# What is being asked:
Print the listing in full, with no character changed.

# Information provided:
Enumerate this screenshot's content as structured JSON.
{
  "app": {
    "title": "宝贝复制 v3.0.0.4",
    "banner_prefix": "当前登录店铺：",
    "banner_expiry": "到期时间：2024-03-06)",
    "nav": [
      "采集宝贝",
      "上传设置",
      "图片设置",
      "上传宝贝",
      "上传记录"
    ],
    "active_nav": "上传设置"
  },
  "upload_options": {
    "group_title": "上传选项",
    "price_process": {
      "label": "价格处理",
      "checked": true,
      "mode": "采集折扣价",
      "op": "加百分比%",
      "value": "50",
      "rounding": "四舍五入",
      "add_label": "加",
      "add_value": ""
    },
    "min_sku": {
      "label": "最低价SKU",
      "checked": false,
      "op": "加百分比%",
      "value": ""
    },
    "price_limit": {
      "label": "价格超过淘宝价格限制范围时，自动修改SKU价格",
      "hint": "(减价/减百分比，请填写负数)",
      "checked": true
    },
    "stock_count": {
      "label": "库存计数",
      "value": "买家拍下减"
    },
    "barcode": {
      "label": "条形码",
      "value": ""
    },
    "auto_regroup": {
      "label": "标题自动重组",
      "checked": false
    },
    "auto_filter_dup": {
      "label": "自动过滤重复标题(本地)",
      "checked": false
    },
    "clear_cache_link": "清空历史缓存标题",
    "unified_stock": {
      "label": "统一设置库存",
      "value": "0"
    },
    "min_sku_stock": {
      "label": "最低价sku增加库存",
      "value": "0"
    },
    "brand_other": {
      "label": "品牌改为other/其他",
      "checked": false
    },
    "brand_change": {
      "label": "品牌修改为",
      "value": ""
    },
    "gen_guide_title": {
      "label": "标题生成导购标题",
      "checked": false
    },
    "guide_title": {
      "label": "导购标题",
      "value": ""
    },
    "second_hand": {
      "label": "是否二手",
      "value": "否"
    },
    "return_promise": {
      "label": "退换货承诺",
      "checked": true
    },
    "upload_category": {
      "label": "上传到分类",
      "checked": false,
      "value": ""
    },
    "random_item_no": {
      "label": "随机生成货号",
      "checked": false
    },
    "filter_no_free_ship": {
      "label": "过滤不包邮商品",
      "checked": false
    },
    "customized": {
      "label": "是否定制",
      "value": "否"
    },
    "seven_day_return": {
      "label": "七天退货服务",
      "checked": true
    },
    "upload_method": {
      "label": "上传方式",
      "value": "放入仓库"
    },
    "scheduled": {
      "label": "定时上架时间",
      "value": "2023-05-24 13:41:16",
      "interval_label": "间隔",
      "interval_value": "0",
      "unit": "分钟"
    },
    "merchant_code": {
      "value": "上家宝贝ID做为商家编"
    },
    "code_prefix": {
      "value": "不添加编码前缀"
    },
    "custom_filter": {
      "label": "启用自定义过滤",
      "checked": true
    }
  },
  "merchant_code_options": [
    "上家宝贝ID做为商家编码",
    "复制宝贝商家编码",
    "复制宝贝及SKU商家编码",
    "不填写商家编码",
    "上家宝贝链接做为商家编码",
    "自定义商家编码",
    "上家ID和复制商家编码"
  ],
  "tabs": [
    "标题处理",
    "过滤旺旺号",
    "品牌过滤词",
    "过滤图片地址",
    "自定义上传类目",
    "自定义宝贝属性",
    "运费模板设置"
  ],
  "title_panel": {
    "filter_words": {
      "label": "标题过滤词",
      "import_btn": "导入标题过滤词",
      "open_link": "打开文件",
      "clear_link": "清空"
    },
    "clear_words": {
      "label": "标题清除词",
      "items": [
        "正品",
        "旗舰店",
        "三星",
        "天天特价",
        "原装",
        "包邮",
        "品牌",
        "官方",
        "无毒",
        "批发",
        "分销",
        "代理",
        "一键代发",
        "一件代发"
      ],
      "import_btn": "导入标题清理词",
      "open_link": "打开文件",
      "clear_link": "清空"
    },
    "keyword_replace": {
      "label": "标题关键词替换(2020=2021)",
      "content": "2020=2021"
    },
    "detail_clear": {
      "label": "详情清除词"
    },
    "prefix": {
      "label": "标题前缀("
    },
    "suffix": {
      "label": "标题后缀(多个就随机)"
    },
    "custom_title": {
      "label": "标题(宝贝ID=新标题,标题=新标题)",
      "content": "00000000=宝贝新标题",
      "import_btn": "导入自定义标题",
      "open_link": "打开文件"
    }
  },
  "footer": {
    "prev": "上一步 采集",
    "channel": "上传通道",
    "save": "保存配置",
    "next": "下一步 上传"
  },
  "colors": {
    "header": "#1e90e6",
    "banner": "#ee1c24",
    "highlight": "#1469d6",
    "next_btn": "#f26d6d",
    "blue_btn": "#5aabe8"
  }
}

# Your solution:
Enumerate this screenshot's content as structured JSON.
{
  "app": {
    "title": "宝贝复制 v3.0.0.4",
    "banner_prefix": "当前登录店铺：",
    "banner_expiry": "到期时间：2024-03-06)",
    "nav": [
      "采集宝贝",
      "上传设置",
      "图片设置",
      "上传宝贝",
      "上传记录"
    ],
    "active_nav": "上传设置"
  },
  "upload_options": {
    "group_title": "上传选项",
    "price_process": {
      "label": "价格处理",
      "checked": true,
      "mode": "采集折扣价",
      "op": "加百分比%",
      "value": "50",
      "rounding": "四舍五入",
      "add_label": "加",
      "add_value": ""
    },
    "min_sku": {
      "label": "最低价SKU",
      "checked": false,
      "op": "加百分比%",
      "value": ""
    },
    "price_limit": {
      "label": "价格超过淘宝价格限制范围时，自动修改SKU价格",
      "hint": "(减价/减百分比，请填写负数)",
      "checked": true
    },
    "stock_count": {
      "label": "库存计数",
      "value": "买家拍下减"
    },
    "barcode": {
      "label": "条形码",
      "value": ""
    },
    "auto_regroup": {
      "label": "标题自动重组",
      "checked": false
    },
    "auto_filter_dup": {
      "label": "自动过滤重复标题(本地)",
      "checked": false
    },
    "clear_cache_link": "清空历史缓存标题",
    "unified_stock": {
      "label": "统一设置库存",
      "value": "0"
    },
    "min_sku_stock": {
      "label": "最低价sku增加库存",
      "value": "0"
    },
    "brand_other": {
      "label": "品牌改为other/其他",
      "checked": false
    },
    "brand_change": {
      "label": "品牌修改为",
      "value": ""
    },
    "gen_guide_title": {
      "label": "标题生成导购标题",
      "checked": false
    },
    "guide_title": {
      "label": "导购标题",
      "value": ""
    },
    "second_hand": {
      "label": "是否二手",
      "value": "否"
    },
    "return_promise": {
      "label": "退换货承诺",
      "checked": true
    },
    "upload_category": {
      "label": "上传到分类",
      "checked": false,
      "value": ""
    },
    "random_item_no": {
      "label": "随机生成货号",
      "checked": false
    },
    "filter_no_free_ship": {
      "label": "过滤不包邮商品",
      "checked": false
    },
    "customized": {
      "label": "是否定制",
      "value": "否"
    },
    "seven_day_return": {
      "label": "七天退货服务",
      "checked": true
    },
    "upload_method": {
      "label": "上传方式",
      "value": "放入仓库"
    },
    "scheduled": {
      "label": "定时上架时间",
      "value": "2023-05-24 13:41:16",
      "interval_label": "间隔",
      "interval_value": "0",
      "unit": "分钟"
    },
    "merchant_code": {
      "value": "上家宝贝ID做为商家编"
    },
    "code_prefix": {
      "value": "不添加编码前缀"
    },
    "custom_filter": {
      "label": "启用自定义过滤",
      "checked": true
    }
  },
  "merchant_code_options": [
    "上家宝贝ID做为商家编码",
    "复制宝贝商家编码",
    "复制宝贝及SKU商家编码",
    "不填写商家编码",
    "上家宝贝链接做为商家编码",
    "自定义商家编码",
    "上家ID和复制商家编码"
  ],
  "tabs": [
    "标题处理",
    "过滤旺旺号",
    "品牌过滤词",
    "过滤图片地址",
    "自定义上传类目",
    "自定义宝贝属性",
    "运费模板设置"
  ],
  "title_panel": {
    "filter_words": {
      "label": "标题过滤词",
      "import_btn": "导入标题过滤词",
      "open_link": "打开文件",
      "clear_link": "清空"
    },
    "clear_words": {
      "label": "标题清除词",
      "items": [
        "正品",
        "旗舰店",
        "三星",
        "天天特价",
        "原装",
        "包邮",
        "品牌",
        "官方",
        "无毒",
        "批发",
        "分销",
        "代理",
        "一键代发",
        "一件代发"
      ],
      "import_btn": "导入标题清理词",
      "open_link": "打开文件",
      "clear_link": "清空"
    },
    "keyword_replace": {
      "label": "标题关键词替换(2020=2021)",
      "content": "2020=2021"
    },
    "detail_clear": {
      "label": "详情清除词"
    },
    "prefix": {
      "label": "标题前缀("
    },
    "suffix": {
      "label": "标题后缀(多个就随机)"
    },
    "custom_title": {
      "label": "标题(宝贝ID=新标题,标题=新标题)",
      "content": "00000000=宝贝新标题",
      "import_btn": "导入自定义标题",
      "open_link": "打开文件"
    }
  },
  "footer": {
    "prev": "上一步 采集",
    "channel": "上传通道",
    "save": "保存配置",
    "next": "下一步 上传"
  },
  "colors": {
    "header": "#1e90e6",
    "banner": "#ee1c24",
    "highlight": "#1469d6",
    "next_btn": "#f26d6d",
    "blue_btn": "#5aabe8"
  }
}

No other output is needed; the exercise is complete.